● **About this exercise**:
Your job is to reproduce all of the data exactly.

● **Task material**:
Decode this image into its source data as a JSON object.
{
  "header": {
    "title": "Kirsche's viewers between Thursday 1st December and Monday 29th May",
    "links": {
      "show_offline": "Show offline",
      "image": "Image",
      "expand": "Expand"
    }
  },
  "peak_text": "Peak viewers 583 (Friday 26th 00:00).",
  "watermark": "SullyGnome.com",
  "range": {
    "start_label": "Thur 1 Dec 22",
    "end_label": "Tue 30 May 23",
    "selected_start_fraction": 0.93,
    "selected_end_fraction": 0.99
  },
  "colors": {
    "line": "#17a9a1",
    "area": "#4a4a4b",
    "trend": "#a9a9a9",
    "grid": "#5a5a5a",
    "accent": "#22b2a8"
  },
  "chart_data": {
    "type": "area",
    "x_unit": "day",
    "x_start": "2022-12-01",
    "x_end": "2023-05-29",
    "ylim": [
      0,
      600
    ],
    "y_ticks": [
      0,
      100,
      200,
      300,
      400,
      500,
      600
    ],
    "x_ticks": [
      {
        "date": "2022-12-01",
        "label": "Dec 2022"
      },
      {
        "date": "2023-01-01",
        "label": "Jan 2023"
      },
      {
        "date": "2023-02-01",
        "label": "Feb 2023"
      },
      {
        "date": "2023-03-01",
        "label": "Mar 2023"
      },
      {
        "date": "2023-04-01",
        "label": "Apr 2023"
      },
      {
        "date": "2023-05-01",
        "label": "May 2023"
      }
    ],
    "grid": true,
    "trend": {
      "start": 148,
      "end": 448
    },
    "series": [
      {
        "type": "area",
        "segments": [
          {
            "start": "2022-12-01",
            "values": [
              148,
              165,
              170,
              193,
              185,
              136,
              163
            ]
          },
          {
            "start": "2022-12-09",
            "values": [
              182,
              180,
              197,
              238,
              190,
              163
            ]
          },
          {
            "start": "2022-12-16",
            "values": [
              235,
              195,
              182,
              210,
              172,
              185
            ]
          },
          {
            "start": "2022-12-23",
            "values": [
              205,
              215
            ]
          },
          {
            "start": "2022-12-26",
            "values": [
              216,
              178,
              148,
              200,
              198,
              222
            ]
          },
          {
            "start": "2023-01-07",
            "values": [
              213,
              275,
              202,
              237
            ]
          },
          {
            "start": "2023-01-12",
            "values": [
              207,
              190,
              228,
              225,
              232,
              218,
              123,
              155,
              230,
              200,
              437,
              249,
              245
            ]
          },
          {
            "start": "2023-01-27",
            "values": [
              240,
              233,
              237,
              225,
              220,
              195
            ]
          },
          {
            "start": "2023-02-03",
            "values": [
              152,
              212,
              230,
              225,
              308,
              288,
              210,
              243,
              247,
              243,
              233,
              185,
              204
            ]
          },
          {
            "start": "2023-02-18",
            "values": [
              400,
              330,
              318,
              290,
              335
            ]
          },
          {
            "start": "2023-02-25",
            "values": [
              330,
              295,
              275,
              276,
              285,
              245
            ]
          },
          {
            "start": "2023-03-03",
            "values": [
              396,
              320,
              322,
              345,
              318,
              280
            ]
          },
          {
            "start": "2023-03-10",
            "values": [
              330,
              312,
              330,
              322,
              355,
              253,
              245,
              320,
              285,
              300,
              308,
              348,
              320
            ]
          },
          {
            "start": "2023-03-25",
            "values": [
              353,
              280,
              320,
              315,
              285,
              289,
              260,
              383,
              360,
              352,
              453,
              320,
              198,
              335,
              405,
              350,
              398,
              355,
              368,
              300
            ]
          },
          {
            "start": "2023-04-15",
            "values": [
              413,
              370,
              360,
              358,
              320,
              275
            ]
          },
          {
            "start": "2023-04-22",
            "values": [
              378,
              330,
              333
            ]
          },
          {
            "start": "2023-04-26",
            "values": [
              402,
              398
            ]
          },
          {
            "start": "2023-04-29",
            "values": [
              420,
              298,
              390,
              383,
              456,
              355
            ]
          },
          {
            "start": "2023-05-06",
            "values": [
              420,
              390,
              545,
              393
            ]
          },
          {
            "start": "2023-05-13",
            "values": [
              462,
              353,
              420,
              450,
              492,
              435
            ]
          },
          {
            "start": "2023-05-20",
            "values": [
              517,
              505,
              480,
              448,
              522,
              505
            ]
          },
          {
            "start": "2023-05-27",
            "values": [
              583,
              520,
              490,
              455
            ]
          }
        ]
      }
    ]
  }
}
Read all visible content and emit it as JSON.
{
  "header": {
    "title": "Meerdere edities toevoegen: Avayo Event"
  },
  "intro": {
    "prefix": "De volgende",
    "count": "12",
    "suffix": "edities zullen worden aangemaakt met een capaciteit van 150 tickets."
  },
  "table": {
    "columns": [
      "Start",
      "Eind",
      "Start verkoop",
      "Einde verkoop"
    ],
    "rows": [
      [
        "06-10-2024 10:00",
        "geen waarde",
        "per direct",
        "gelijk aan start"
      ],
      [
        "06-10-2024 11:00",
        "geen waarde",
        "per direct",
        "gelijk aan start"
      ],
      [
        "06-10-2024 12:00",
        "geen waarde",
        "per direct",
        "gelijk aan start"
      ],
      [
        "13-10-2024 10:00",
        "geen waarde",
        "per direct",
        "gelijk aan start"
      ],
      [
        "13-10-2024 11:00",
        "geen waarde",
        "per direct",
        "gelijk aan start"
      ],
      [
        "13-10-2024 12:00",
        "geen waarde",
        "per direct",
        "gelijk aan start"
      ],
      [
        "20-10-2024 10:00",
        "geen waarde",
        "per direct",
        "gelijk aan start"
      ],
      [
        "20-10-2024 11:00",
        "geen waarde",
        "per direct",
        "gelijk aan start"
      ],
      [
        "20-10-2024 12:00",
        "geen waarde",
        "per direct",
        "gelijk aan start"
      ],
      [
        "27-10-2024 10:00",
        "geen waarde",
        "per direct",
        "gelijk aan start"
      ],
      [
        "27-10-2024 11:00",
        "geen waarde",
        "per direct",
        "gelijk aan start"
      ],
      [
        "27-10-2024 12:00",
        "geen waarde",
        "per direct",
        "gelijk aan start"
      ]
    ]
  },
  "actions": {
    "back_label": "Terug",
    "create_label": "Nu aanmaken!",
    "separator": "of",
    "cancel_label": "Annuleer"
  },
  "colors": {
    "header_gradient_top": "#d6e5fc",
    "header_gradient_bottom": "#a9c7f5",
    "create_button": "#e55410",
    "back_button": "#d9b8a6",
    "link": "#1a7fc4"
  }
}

● **Answer section**:
Decode this image into its source data as a JSON object.
{
  "header": {
    "title": "Kirsche's viewers between Thursday 1st December and Monday 29th May",
    "links": {
      "show_offline": "Show offline",
      "image": "Image",
      "expand": "Expand"
    }
  },
  "peak_text": "Peak viewers 583 (Friday 26th 00:00).",
  "watermark": "SullyGnome.com",
  "range": {
    "start_label": "Thur 1 Dec 22",
    "end_label": "Tue 30 May 23",
    "selected_start_fraction": 0.93,
    "selected_end_fraction": 0.99
  },
  "colors": {
    "line": "#17a9a1",
    "area": "#4a4a4b",
    "trend": "#a9a9a9",
    "grid": "#5a5a5a",
    "accent": "#22b2a8"
  },
  "chart_data": {
    "type": "area",
    "x_unit": "day",
    "x_start": "2022-12-01",
    "x_end": "2023-05-29",
    "ylim": [
      0,
      600
    ],
    "y_ticks": [
      0,
      100,
      200,
      300,
      400,
      500,
      600
    ],
    "x_ticks": [
      {
        "date": "2022-12-01",
        "label": "Dec 2022"
      },
      {
        "date": "2023-01-01",
        "label": "Jan 2023"
      },
      {
        "date": "2023-02-01",
        "label": "Feb 2023"
      },
      {
        "date": "2023-03-01",
        "label": "Mar 2023"
      },
      {
        "date": "2023-04-01",
        "label": "Apr 2023"
      },
      {
        "date": "2023-05-01",
        "label": "May 2023"
      }
    ],
    "grid": true,
    "trend": {
      "start": 148,
      "end": 448
    },
    "series": [
      {
        "type": "area",
        "segments": [
          {
            "start": "2022-12-01",
            "values": [
              148,
              165,
              170,
              193,
              185,
              136,
              163
            ]
          },
          {
            "start": "2022-12-09",
            "values": [
              182,
              180,
              197,
              238,
              190,
              163
            ]
          },
          {
            "start": "2022-12-16",
            "values": [
              235,
              195,
              182,
              210,
              172,
              185
            ]
          },
          {
            "start": "2022-12-23",
            "values": [
              205,
              215
            ]
          },
          {
            "start": "2022-12-26",
            "values": [
              216,
              178,
              148,
              200,
              198,
              222
            ]
          },
          {
            "start": "2023-01-07",
            "values": [
              213,
              275,
              202,
              237
            ]
          },
          {
            "start": "2023-01-12",
            "values": [
              207,
              190,
              228,
              225,
              232,
              218,
              123,
              155,
              230,
              200,
              437,
              249,
              245
            ]
          },
          {
            "start": "2023-01-27",
            "values": [
              240,
              233,
              237,
              225,
              220,
              195
            ]
          },
          {
            "start": "2023-02-03",
            "values": [
              152,
              212,
              230,
              225,
              308,
              288,
              210,
              243,
              247,
              243,
              233,
              185,
              204
            ]
          },
          {
            "start": "2023-02-18",
            "values": [
              400,
              330,
              318,
              290,
              335
            ]
          },
          {
            "start": "2023-02-25",
            "values": [
              330,
              295,
              275,
              276,
              285,
              245
            ]
          },
          {
            "start": "2023-03-03",
            "values": [
              396,
              320,
              322,
              345,
              318,
              280
            ]
          },
          {
            "start": "2023-03-10",
            "values": [
              330,
              312,
              330,
              322,
              355,
              253,
              245,
              320,
              285,
              300,
              308,
              348,
              320
            ]
          },
          {
            "start": "2023-03-25",
            "values": [
              353,
              280,
              320,
              315,
              285,
              289,
              260,
              383,
              360,
              352,
              453,
              320,
              198,
              335,
              405,
              350,
              398,
              355,
              368,
              300
            ]
          },
          {
            "start": "2023-04-15",
            "values": [
              413,
              370,
              360,
              358,
              320,
              275
            ]
          },
          {
            "start": "2023-04-22",
            "values": [
              378,
              330,
              333
            ]
          },
          {
            "start": "2023-04-26",
            "values": [
              402,
              398
            ]
          },
          {
            "start": "2023-04-29",
            "values": [
              420,
              298,
              390,
              383,
              456,
              355
            ]
          },
          {
            "start": "2023-05-06",
            "values": [
              420,
              390,
              545,
              393
            ]
          },
          {
            "start": "2023-05-13",
            "values": [
              462,
              353,
              420,
              450,
              492,
              435
            ]
          },
          {
            "start": "2023-05-20",
            "values": [
              517,
              505,
              480,
              448,
              522,
              505
            ]
          },
          {
            "start": "2023-05-27",
            "values": [
              583,
              520,
              490,
              455
            ]
          }
        ]
      }
    ]
  }
}
Read all visible content and emit it as JSON.
{
  "header": {
    "title": "Meerdere edities toevoegen: Avayo Event"
  },
  "intro": {
    "prefix": "De volgende",
    "count": "12",
    "suffix": "edities zullen worden aangemaakt met een capaciteit van 150 tickets."
  },
  "table": {
    "columns": [
      "Start",
      "Eind",
      "Start verkoop",
      "Einde verkoop"
    ],
    "rows": [
      [
        "06-10-2024 10:00",
        "geen waarde",
        "per direct",
        "gelijk aan start"
      ],
      [
        "06-10-2024 11:00",
        "geen waarde",
        "per direct",
        "gelijk aan start"
      ],
      [
        "06-10-2024 12:00",
        "geen waarde",
        "per direct",
        "gelijk aan start"
      ],
      [
        "13-10-2024 10:00",
        "geen waarde",
        "per direct",
        "gelijk aan start"
      ],
      [
        "13-10-2024 11:00",
        "geen waarde",
        "per direct",
        "gelijk aan start"
      ],
      [
        "13-10-2024 12:00",
        "geen waarde",
        "per direct",
        "gelijk aan start"
      ],
      [
        "20-10-2024 10:00",
        "geen waarde",
        "per direct",
        "gelijk aan start"
      ],
      [
        "20-10-2024 11:00",
        "geen waarde",
        "per direct",
        "gelijk aan start"
      ],
      [
        "20-10-2024 12:00",
        "geen waarde",
        "per direct",
        "gelijk aan start"
      ],
      [
        "27-10-2024 10:00",
        "geen waarde",
        "per direct",
        "gelijk aan start"
      ],
      [
        "27-10-2024 11:00",
        "geen waarde",
        "per direct",
        "gelijk aan start"
      ],
      [
        "27-10-2024 12:00",
        "geen waarde",
        "per direct",
        "gelijk aan start"
      ]
    ]
  },
  "actions": {
    "back_label": "Terug",
    "create_label": "Nu aanmaken!",
    "separator": "of",
    "cancel_label": "Annuleer"
  },
  "colors": {
    "header_gradient_top": "#d6e5fc",
    "header_gradient_bottom": "#a9c7f5",
    "create_button": "#e55410",
    "back_button": "#d9b8a6",
    "link": "#1a7fc4"
  }
}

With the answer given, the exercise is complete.